Big Data and the Academic Practitioner Divide

I find the divide between academics and practitioners fascinating. It is clearly very large and I find it amazing how easily many people on both sides accept it almost without question. Academics are often woefully unaware of the topics managers discuss. Reading the Managerial Implications section in academic papers can vary between boring (incredibly predictable) to weird (a recommendation to change an entire business model because a couple of students ticked 7 instead of 6 in a survey). On the other side managers often seem to dismiss academics concerns as, well, academic. But typical academic concerns, e.g., does an intervention really cause an improvement, are critical to business success. Academics often do have good points and shouldn’t just be ignored.

Against this background I am happy to see articles highlighting the problem and, even better, suggesting ways to improve. Brian Gillespie (an academic) with Christian Otto and Charles Young (marketers) have suggested that big data may help bridge the gap. They argue that “While many expect big data may be effective in connecting practitioners to consumers… we argue big data can also be effective in connecting practitioners to academics” (Gillespie, Otto and  Young, 2018, page 13)

It is optimistic but I share some of their optimism. There is so much data being collected but practitioners sometimes “lack the ability or resources necessary to analyze the data. Academics, in contrast, have the training necessary to develop and test related theories using big data, but often lack access to real-world data sets” (Gillespie, Otto and  Young, 2018, page 12). Collaboration makes sense in a such a situation. Academics can bring skills and ideas while practitioners can bring data and questions — keeping academics focused on non-trivial issues.

Such work has got to be good for the analysis of big data itself.
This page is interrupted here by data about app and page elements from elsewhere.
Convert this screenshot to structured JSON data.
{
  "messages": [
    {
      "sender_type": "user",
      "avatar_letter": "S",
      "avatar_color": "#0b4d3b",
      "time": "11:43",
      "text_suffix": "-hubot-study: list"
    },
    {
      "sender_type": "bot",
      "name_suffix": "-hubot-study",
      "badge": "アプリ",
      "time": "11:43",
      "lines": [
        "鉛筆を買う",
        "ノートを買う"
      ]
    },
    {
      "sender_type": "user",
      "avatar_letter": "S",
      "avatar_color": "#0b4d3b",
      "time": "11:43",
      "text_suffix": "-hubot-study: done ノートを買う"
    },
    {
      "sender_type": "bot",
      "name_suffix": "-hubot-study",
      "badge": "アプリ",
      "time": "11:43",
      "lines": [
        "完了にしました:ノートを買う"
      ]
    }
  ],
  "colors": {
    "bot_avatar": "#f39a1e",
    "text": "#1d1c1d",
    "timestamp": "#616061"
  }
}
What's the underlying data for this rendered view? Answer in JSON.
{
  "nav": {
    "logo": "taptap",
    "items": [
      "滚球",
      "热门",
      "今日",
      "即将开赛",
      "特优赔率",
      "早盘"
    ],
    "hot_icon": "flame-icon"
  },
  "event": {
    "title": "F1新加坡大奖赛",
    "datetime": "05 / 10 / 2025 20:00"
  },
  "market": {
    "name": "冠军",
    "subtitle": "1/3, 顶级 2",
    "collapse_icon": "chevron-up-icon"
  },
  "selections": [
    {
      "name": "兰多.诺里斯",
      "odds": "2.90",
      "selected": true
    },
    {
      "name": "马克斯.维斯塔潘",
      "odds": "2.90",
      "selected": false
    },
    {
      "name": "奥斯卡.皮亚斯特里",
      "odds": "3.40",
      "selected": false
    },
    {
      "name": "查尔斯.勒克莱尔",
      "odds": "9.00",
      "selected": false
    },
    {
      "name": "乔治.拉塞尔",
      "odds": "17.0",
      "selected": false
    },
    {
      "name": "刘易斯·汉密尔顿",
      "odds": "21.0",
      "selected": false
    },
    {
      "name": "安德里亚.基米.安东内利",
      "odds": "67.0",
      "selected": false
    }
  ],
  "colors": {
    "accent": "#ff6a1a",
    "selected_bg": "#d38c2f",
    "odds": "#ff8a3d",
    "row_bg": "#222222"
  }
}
In big data it is easy to find a result (there are just so many results to find that you will find one) but if both academics and practitioners agree that the result is a) interesting and b) valid, there is more of a chance that the results really will mean something.

Read: Brian Gillespie, Christian Otto and Charles Young, (2018) Bridging the academic-practice gap through big data research, International Journal of Market Research, 60 (1) pages 11-13